[Data extract — start]

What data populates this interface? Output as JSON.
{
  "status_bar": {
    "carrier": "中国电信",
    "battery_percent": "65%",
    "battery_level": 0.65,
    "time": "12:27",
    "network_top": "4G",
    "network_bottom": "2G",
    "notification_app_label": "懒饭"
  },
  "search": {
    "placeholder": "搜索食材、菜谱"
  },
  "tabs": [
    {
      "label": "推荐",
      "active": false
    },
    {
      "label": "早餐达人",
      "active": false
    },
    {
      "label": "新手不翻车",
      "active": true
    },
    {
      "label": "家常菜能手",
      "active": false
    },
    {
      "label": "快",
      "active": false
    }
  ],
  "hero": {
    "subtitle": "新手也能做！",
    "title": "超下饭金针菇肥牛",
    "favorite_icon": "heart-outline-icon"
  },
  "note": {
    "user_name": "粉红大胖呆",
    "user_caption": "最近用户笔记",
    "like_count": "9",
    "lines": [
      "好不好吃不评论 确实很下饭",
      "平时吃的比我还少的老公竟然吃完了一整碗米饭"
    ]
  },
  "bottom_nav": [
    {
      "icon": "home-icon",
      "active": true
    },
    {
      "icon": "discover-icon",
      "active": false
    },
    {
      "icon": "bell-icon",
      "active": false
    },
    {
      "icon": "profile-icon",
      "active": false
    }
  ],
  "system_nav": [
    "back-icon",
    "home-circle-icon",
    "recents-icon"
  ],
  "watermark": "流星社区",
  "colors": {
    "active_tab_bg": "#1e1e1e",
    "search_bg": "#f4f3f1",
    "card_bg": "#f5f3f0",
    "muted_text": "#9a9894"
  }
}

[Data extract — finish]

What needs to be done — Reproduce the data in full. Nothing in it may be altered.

Exercise response —
What data populates this interface? Output as JSON.
{
  "status_bar": {
    "carrier": "中国电信",
    "battery_percent": "65%",
    "battery_level": 0.65,
    "time": "12:27",
    "network_top": "4G",
    "network_bottom": "2G",
    "notification_app_label": "懒饭"
  },
  "search": {
    "placeholder": "搜索食材、菜谱"
  },
  "tabs": [
    {
      "label": "推荐",
      "active": false
    },
    {
      "label": "早餐达人",
      "active": false
    },
    {
      "label": "新手不翻车",
      "active": true
    },
    {
      "label": "家常菜能手",
      "active": false
    },
    {
      "label": "快",
      "active": false
    }
  ],
  "hero": {
    "subtitle": "新手也能做！",
    "title": "超下饭金针菇肥牛",
    "favorite_icon": "heart-outline-icon"
  },
  "note": {
    "user_name": "粉红大胖呆",
    "user_caption": "最近用户笔记",
    "like_count": "9",
    "lines": [
      "好不好吃不评论 确实很下饭",
      "平时吃的比我还少的老公竟然吃完了一整碗米饭"
    ]
  },
  "bottom_nav": [
    {
      "icon": "home-icon",
      "active": true
    },
    {
      "icon": "discover-icon",
      "active": false
    },
    {
      "icon": "bell-icon",
      "active": false
    },
    {
      "icon": "profile-icon",
      "active": false
    }
  ],
  "system_nav": [
    "back-icon",
    "home-circle-icon",
    "recents-icon"
  ],
  "watermark": "流星社区",
  "colors": {
    "active_tab_bg": "#1e1e1e",
    "search_bg": "#f4f3f1",
    "card_bg": "#f5f3f0",
    "muted_text": "#9a9894"
  }
}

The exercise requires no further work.